In marketing terms, a fundamental entity (FE) is who your customers think you are. This is your brand. Many companies have different types of brands and some use more than one brand together. For example, Ford is a brand, but it’s also used in conjunction with many of their car brands, ex. Ford Explorer.
Core Competence – What Are You Good At?
Your core competence is what makes you stand apart from your competitors. It’s not easily imitated and is linked directly to customer benefits. Understanding what your core competence is is important because this helps you differentiate yourself from your competitors and figure out who you are actually competing against.
Strategic Assets vs. Competences vs. Customer Benefit
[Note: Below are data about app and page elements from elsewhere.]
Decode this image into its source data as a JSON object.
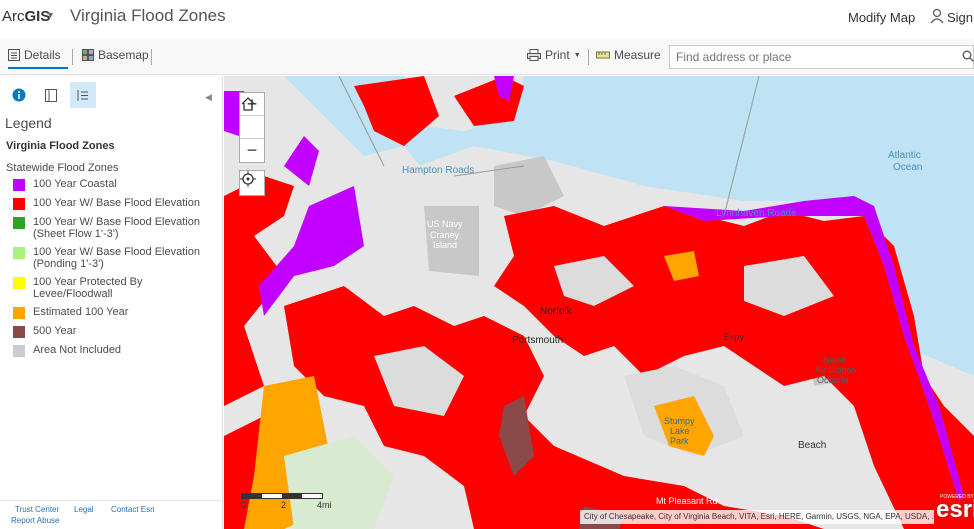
{
  "header": {
    "logo_arc": "Arc",
    "logo_gis": "GIS",
    "title": "Virginia Flood Zones",
    "modify_map": "Modify Map",
    "sign_in": "Sign"
  },
  "toolbar": {
    "details": "Details",
    "basemap": "Basemap",
    "print": "Print",
    "measure": "Measure",
    "search_placeholder": "Find address or place"
  },
  "sidebar": {
    "legend_heading": "Legend",
    "layer_title": "Virginia Flood Zones",
    "layer_subtitle": "Statewide Flood Zones",
    "legend_items": [
      {
        "label": "100 Year Coastal",
        "color": "#c200ff"
      },
      {
        "label": "100 Year W/ Base Flood Elevation",
        "color": "#ff0000"
      },
      {
        "label": "100 Year W/ Base Flood Elevation (Sheet Flow 1'-3')",
        "color": "#33a02c"
      },
      {
        "label": "100 Year W/ Base Flood Elevation (Ponding 1'-3')",
        "color": "#a6f27a"
      },
      {
        "label": "100 Year Protected By Levee/Floodwall",
        "color": "#ffff00"
      },
      {
        "label": "Estimated 100 Year",
        "color": "#ffa500"
      },
      {
        "label": "500 Year",
        "color": "#8b4a4a"
      },
      {
        "label": "Area Not Included",
        "color": "#cccccc"
      }
    ],
    "footer": {
      "trust_center": "Trust Center",
      "legal": "Legal",
      "contact": "Contact Esri",
      "report_abuse": "Report Abuse"
    }
  },
  "map": {
    "labels": {
      "hampton_roads": "Hampton Roads",
      "atlantic_1": "Atlantic",
      "atlantic_2": "Ocean",
      "lynnhaven": "Lynnhaven Roads",
      "navy_1": "US Navy",
      "navy_2": "Craney",
      "navy_3": "Island",
      "norfolk": "Norfolk",
      "portsmouth": "Portsmouth",
      "naval_1": "Naval",
      "naval_2": "Air Station",
      "naval_3": "Oceana",
      "stumpy_1": "Stumpy",
      "stumpy_2": "Lake",
      "stumpy_3": "Park",
      "beach": "Beach",
      "pleasant": "Mt Pleasant Rd",
      "expy": "Expy"
    },
    "scale": {
      "l0": "0",
      "l2": "2",
      "l4": "4mi"
    },
    "attribution": "City of Chesapeake, City of Virginia Beach, VITA, Esri, HERE, Garmin, USGS, NGA, EPA, USDA, ...",
    "esri_logo": "esri",
    "powered_by": "POWERED BY",
    "colors": {
      "water": "#bfe3f4",
      "land": "#ececec",
      "flood_red": "#ff0000",
      "coastal_purple": "#c200ff",
      "estimated_orange": "#ffa500",
      "not_included_gray": "#c8c8c8"
    }
  }
}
To help figure out your core competence, it may help to list our all your strategic assets and the related customer benefits. These are assets which help you do business and compete (ex. systems, processes, employees, knowledge, etc). For each strategic asset figure out what benefit it gives to your customers (it’s not strategic if it doesn’t have an associated customer benefit) and then what competence you gain from that asset. It may be that multiple assets fall under one competence. Your core competence will be the one competence which sets you apart from your competitors and allows you to be competitive for the long term.
Seeing Through The Eyes of Your Customers
It’s important to always view your products, services, brand and marketing in the eyes of your customers. They are the ones who purchase your products, after all. Who You Are is who they think you are. Figure out what you can offer in terms of benefits to them. Figure out what sets you apart in terms of benefits you offer that no one else can.
Now you know who you are.
For further reading: Christie Nordhielm talks more about this process in her book, Marketing Management: The Big Picture
(Amazon link). She lays out a very straight-forward and easy-to-understand method for devising and implementing a marketing strategy. I highly recommend her book (guess I should write a review of it, huh?)
(photo by Faithful Chant @ Flickr CC)